They were alum of the university that was twenty miles north of the town. They went to school with the same people they went to high school with. When they were older, and their children were also older, their son, Christopher, played football with the children of Mr. and Mrs. Dillon’s friends from high school. Christopher was a descendent of a long line of men who were also named Christopher, dating back to when their town was only a few fields that grew either wheat or corn. Christopher’s ancestor had the same face as his father’s. This was most likely the only thing that made the Dillons unique, the fact that they had lived in the same spot since before the Maine was destroyed. Christopher did not want to be like Mr. and Mrs. Dillon. Christopher wanted to leave and live somewhere else.

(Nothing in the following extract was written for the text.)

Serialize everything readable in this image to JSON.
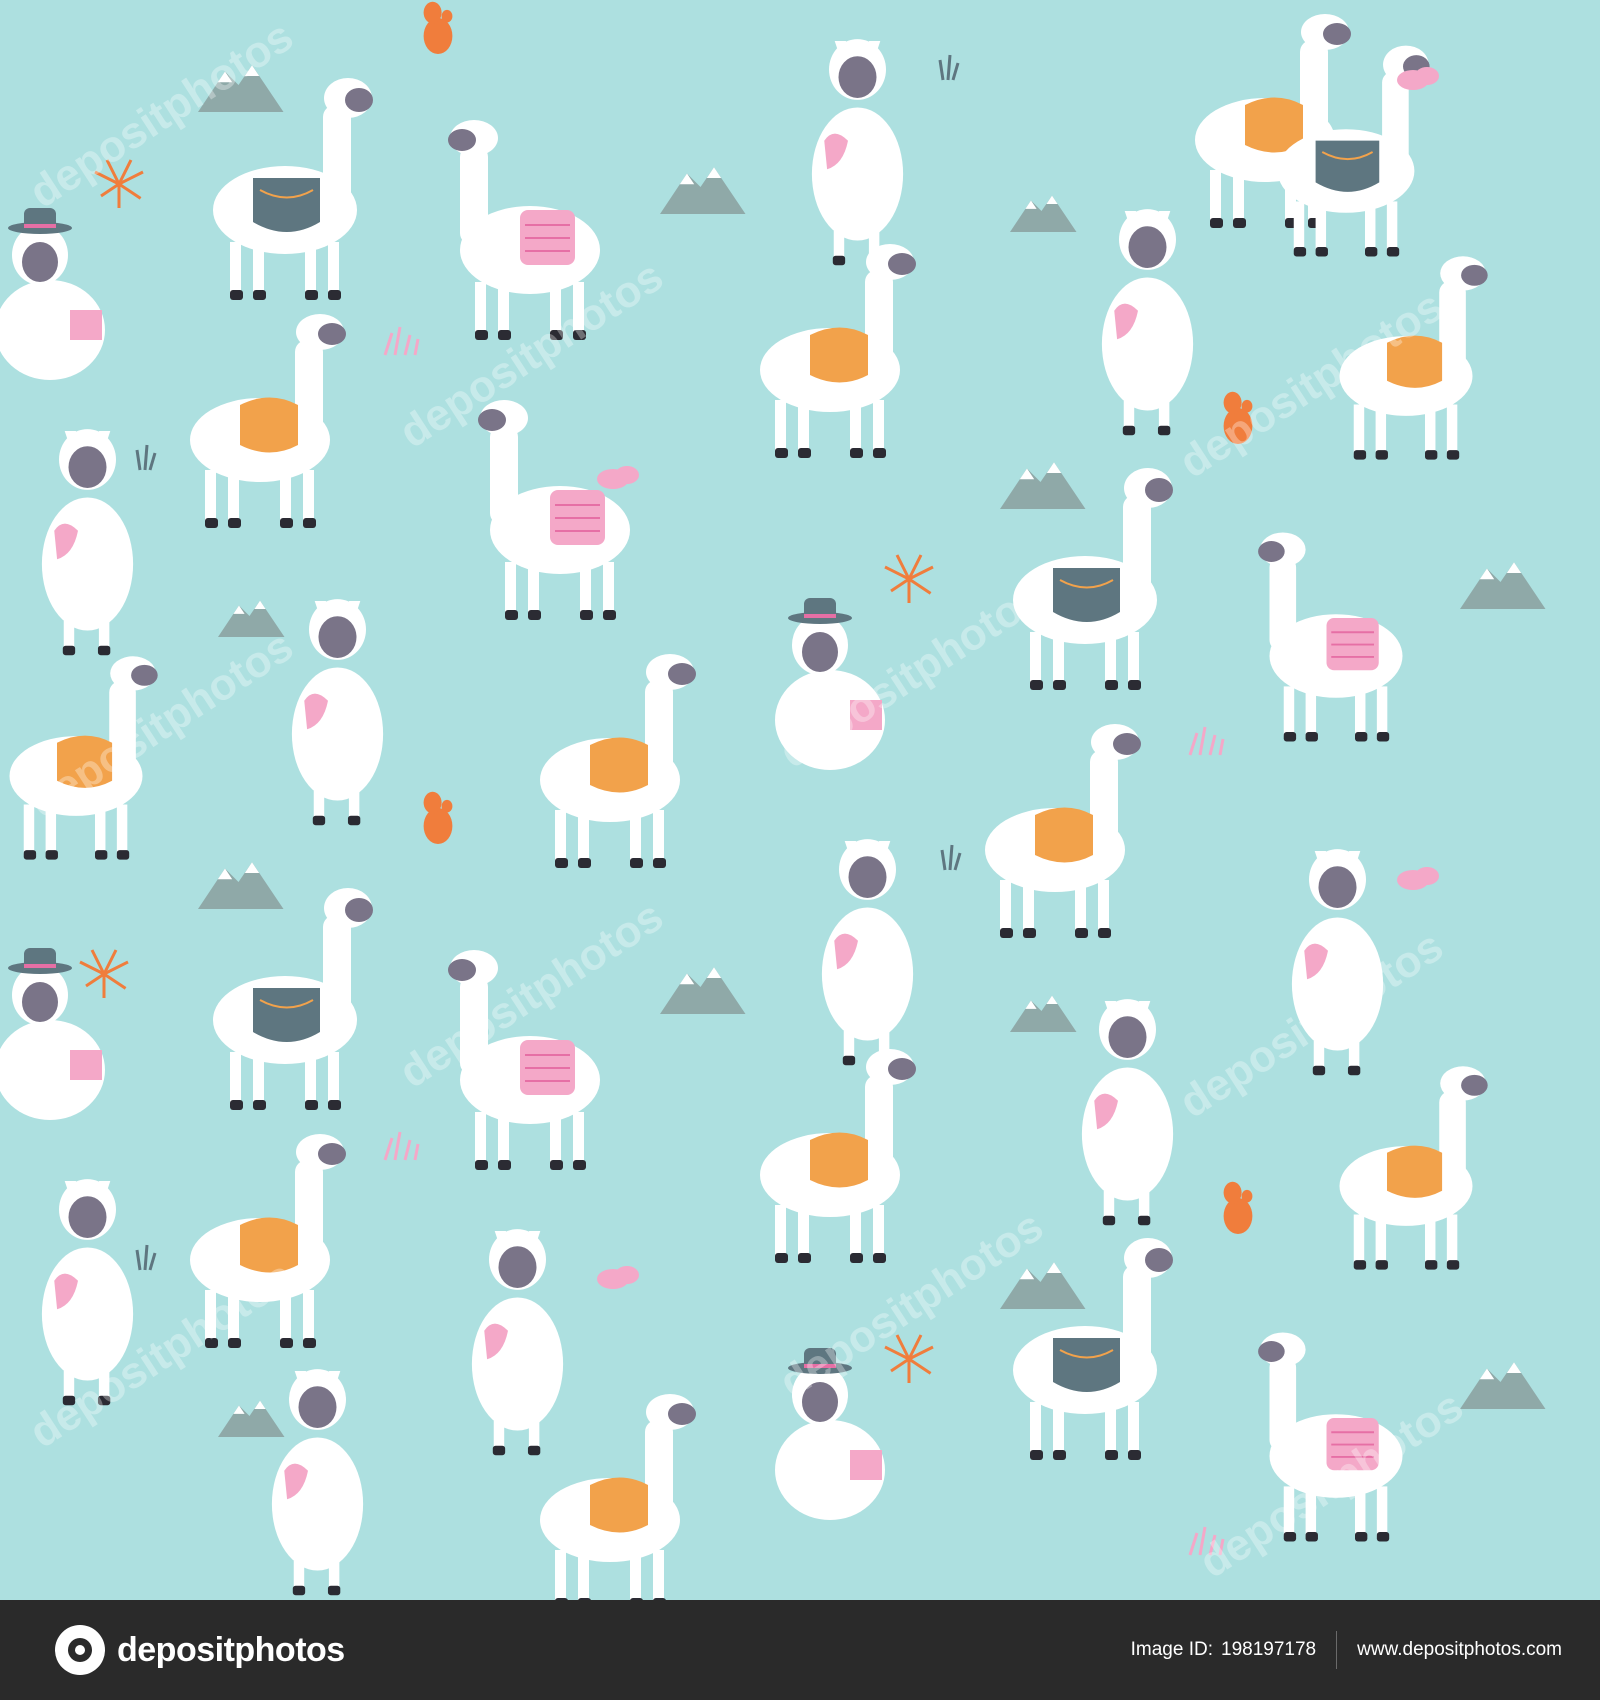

Then he met, Dorothy, who held her books while walking to class. Dorothy was beautiful. Christopher was handsome. Their relationship, was one that was looked at as adequate and model. Christopher first held Dorothy’s hand when they were both fourteen. Christopher first kissed Dorothy when he was fifteen. Dorothy first slept next to Christopher when they were both sixteen. They did not make love until they were both seventeen. When they were both eighteen, they moved in together. They shared an apartment that was one half mile east of the University in the city. They went to school together. They studied together, ate together, and went to sleep without words, together.

Christopher and Dorothy graduated, together. They took a trip to Paris with other couples that they had grown up with. They came home, and lived in an apartment that was downtown in the city. Christopher got a job as an assistant to a man who managed a company. Dorothy, was able to babysit for money. Christopher would come home exhausted, Dorothy would sleep with him. Three years passed, and Christopher married Dorothy. Both their parents were in attendance. Christopher and Dorothy honeymooned in Puerto Rico for no more than two weeks. Eight months and two weeks after, they had a child. “What should his name be?” asked Dorothy. Christopher thought for a moment before answering, “Christopher.”

Leave a Reply

Fill in your details below or click an icon to log in:

WordPress.com Logo

You are commenting using your WordPress.com account. Log Out /  Change )

Google+ photo

You are commenting using your Google+ account. Log Out /  Change )

Twitter picture

You are commenting using your Twitter account. Log Out /  Change )

Facebook photo

You are commenting using your Facebook account. Log Out /  Change )

Connecting to %s